A breath hold four chamber steady state free precession cine dataset was acquired, followed by a breath hold cine gradient-echo echo-planar tagged acquisition in the same plane. Two pre-pulse labelled tag lines were applied immediately after the R wave, one across the basal RV myocardium and the other located 40 mm apical of the first. Motion of the tagged myocardium was tracked automatically by multi-resolution image registration so that the position of the tags, and their individual and relative displacements, could be derived throughout the cardiac cycle using semi-automated software. The RV free wall deformation rate was calculated by dividing the amount of deformation (the difference between the displacements of the basal and apical tag) by the time to maximum displacement of the basal tag (m/s).
Twelve patients (6 OTGA, age 30 ± 7 years and 6 CCTGA, age 35 ± 12 years) were studied and compared to 6 control subjects (age 31 ± 9 years). Basal RV myocardial displacements in both OTGA and CCTGA were reduced compared to control subjects (12 ± 5 and 20 ± 4 vs 25 ± 2 mm, p = 0.0003 and p = 0.03 respectively). Basal myocardial displacement in OTGA was more impaired than CCTGA (p = 0.007). The RV myocardial deformation rates in both OTGA and CCTGA were slower than in control subjects (0.03 ± 0.02 and 0.03 ± 0.02 vs 0.07 ± 0.02 m/s, p = 0.03 and p = 0.02 respectively). Ejection fractions did not differ significantly between patients and controls: OTGA 52 ± 7% and CCTGA 63 ± 12% vs control subjects 57 ± 4% (p = 0.2 and p = 0.5 respectively).
RV free wall tagging by CMR with semi-automated analysis showed reduction of RV free wall motion and deformation rate in the patients relative to the controls in the absence of significant differences of volumetric ejection fraction. The reduction is likely to result from pressure loading in both patient groups. Greater reduction in OTGA than CCTGA may be a consequence of surgery in patients who had undergone atrial switch repair. RV free wall tagging could provide a relatively quick and simple method for longitudinal comparison of systemic RV myocardial function.
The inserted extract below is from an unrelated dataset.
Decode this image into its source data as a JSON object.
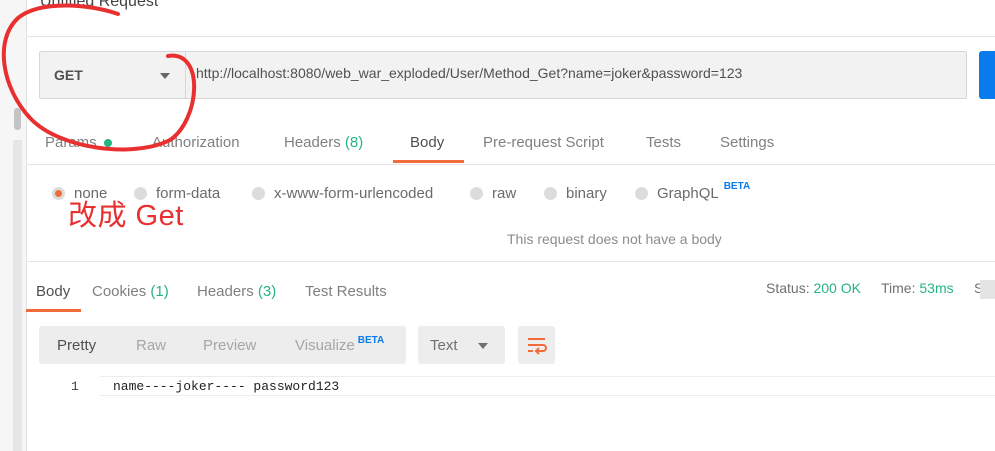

This article is published under license to BioMed Central Ltd.